Zahorodny says he interprets the data to mean the number of reported cases is not “plateauing” after dramatic increases in prior years. Over the last decade, autism rates have risen 110 percent.
“I am certain autism is not the same or reversing in prevalence,” he said.
“Most of the states are underestimating,” Zahorodny said. “They are not as robust as they could be. Half of the states are not reviewing school-based information,” he said.
Autism is a brain disorder that varies in degree but affects verbal and non-verbal communication and social interaction, and may trigger repetitive behaviors. It can cause intellectual disability, difficulties in motor coordination and sleep and gastrointestinal disturbances. But some people with the disorder may excel in math, music or art.
Improvements in detection are vital, some advocates said, but more needs to be done to address the issues of those diagnosed with the disorder.
Suzanne Buchanan, executive director of Autism New Jersey, called the data “an urgent call to action to establish and expand more high-quality educational programs and treatment services.
“We are hearing from more and more parents of children with disabling social, communication and behavioral challenges,” Buchanan said. “These challenges range from negatively impacting everyday interactions to a severely limited ability to do the things children their age do so easily.”
N.J. autism registry
New Jersey is considered to have one of the best systems in the nation for identifying, diagnosing and documenting children with autism spectrum disorders. Governor Christie’s proposed budget provides $164 million for the Department of Health’s Early Intervention System, which provides a variety of services for children from birth to age 3: identification of the disorder and referral for services.

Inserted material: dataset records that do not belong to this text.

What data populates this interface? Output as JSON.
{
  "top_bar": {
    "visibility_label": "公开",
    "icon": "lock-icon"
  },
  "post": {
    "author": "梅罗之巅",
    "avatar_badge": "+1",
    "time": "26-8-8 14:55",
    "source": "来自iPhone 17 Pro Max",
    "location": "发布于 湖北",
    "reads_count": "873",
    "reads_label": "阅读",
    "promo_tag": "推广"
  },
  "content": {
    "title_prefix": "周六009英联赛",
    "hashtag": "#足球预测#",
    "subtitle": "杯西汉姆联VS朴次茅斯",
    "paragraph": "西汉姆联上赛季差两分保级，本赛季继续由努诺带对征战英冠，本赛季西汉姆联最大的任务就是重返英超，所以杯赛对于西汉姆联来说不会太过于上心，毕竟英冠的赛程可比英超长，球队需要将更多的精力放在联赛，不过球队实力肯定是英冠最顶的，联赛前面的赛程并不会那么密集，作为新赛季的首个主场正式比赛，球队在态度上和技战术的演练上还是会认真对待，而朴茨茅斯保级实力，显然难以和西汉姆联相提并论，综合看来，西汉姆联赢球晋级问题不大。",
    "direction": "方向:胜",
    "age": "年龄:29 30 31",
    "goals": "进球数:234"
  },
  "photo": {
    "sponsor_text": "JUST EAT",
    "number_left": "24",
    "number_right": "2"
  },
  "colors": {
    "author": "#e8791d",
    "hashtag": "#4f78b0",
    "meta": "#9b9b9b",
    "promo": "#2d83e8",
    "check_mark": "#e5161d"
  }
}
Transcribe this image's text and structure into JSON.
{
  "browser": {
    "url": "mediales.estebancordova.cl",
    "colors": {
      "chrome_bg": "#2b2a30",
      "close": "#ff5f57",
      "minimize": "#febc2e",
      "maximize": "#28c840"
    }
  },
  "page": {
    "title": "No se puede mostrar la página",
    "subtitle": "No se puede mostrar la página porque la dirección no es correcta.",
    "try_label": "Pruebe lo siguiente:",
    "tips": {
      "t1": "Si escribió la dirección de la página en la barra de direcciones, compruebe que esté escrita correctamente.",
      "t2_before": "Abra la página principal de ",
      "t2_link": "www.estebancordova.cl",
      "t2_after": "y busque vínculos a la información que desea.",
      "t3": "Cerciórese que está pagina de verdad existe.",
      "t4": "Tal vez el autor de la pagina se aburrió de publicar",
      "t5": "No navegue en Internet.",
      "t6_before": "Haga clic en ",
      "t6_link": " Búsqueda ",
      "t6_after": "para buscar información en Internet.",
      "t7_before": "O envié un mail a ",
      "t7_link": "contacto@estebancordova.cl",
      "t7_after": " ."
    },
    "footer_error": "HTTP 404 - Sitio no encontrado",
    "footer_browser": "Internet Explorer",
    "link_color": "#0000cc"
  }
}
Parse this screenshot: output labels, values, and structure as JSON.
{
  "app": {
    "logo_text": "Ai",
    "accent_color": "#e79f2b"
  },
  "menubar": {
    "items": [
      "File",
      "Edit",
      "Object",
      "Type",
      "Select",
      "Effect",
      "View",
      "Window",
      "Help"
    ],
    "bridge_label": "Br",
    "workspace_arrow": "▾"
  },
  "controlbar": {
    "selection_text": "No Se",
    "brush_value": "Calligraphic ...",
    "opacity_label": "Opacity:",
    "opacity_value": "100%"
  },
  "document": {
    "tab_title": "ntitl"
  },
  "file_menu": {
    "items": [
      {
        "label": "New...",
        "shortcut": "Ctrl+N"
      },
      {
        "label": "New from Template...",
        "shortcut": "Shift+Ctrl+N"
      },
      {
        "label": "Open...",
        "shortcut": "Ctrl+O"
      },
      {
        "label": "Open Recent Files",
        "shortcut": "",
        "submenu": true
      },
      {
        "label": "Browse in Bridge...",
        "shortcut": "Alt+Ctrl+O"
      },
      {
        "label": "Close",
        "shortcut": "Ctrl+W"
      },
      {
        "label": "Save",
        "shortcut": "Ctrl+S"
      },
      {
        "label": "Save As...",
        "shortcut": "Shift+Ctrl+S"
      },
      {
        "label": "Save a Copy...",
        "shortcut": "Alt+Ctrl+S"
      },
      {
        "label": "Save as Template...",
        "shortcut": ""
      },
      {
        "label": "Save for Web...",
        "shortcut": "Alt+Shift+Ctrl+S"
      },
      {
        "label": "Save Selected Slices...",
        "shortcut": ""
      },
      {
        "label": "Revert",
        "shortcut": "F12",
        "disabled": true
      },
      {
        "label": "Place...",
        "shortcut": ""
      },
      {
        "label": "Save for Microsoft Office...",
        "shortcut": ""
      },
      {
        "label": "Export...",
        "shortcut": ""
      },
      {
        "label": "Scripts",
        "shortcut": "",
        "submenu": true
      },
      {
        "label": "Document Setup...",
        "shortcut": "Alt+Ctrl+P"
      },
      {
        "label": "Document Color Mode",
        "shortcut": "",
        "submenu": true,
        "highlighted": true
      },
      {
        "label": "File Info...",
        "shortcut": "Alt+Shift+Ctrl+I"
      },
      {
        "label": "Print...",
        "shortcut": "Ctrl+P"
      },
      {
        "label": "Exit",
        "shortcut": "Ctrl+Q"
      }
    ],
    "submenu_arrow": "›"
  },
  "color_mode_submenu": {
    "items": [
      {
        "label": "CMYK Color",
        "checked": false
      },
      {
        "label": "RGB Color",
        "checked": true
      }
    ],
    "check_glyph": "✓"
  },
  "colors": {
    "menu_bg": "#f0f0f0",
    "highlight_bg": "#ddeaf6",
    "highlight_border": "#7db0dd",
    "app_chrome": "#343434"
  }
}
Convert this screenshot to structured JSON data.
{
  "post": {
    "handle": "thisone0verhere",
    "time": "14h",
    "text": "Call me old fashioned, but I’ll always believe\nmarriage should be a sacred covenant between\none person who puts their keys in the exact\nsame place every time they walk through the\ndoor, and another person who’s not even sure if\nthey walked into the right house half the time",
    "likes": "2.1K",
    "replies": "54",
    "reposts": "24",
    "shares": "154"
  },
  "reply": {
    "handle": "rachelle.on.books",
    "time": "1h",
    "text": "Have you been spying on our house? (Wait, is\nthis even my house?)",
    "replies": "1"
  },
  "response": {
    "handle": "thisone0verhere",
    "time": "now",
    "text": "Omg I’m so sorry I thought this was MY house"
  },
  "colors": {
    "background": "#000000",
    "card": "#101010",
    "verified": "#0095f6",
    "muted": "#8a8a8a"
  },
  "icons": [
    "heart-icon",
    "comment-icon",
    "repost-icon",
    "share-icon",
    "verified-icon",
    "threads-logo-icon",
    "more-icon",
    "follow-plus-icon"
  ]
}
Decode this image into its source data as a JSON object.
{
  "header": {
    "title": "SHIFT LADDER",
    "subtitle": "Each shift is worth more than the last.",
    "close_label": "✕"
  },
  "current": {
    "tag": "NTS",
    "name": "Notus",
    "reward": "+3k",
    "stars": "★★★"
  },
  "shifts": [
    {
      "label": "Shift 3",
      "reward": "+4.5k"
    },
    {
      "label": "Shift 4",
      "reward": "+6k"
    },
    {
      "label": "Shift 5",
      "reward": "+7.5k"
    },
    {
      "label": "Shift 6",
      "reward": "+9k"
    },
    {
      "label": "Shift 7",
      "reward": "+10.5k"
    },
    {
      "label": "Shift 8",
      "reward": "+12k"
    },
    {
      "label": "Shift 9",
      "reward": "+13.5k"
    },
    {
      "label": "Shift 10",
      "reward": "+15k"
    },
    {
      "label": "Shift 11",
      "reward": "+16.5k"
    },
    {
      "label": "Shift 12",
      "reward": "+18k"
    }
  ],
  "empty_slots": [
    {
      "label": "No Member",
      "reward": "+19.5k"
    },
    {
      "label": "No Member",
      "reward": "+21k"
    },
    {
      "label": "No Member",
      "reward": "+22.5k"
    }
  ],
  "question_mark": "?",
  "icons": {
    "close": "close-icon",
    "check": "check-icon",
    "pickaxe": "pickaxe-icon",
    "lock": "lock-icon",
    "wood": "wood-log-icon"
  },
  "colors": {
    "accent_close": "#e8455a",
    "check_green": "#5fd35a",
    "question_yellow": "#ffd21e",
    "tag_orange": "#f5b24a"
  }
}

Additionally, New Jersey is one of only eight states with an autism registry that requires reporting by neurologists, pediatricians, nurses and other autism providers so children can be referred for resources and services.
The CDC report shows that, overall, fewer than half the children identified with autism had received comprehensive developmental evaluations by age 3. This proved true despite the fact that the vast majority had developmental concerns noted in their medical or educational records before age 3. The disorder can be reliably diagnosed by age 2.
The new report also found that black and Hispanic children continue to receive developmental evaluations later than white children and continue to be diagnosed with autism at lower rates.
March 31, 2016, MARY JO LAYTON, THE RECORD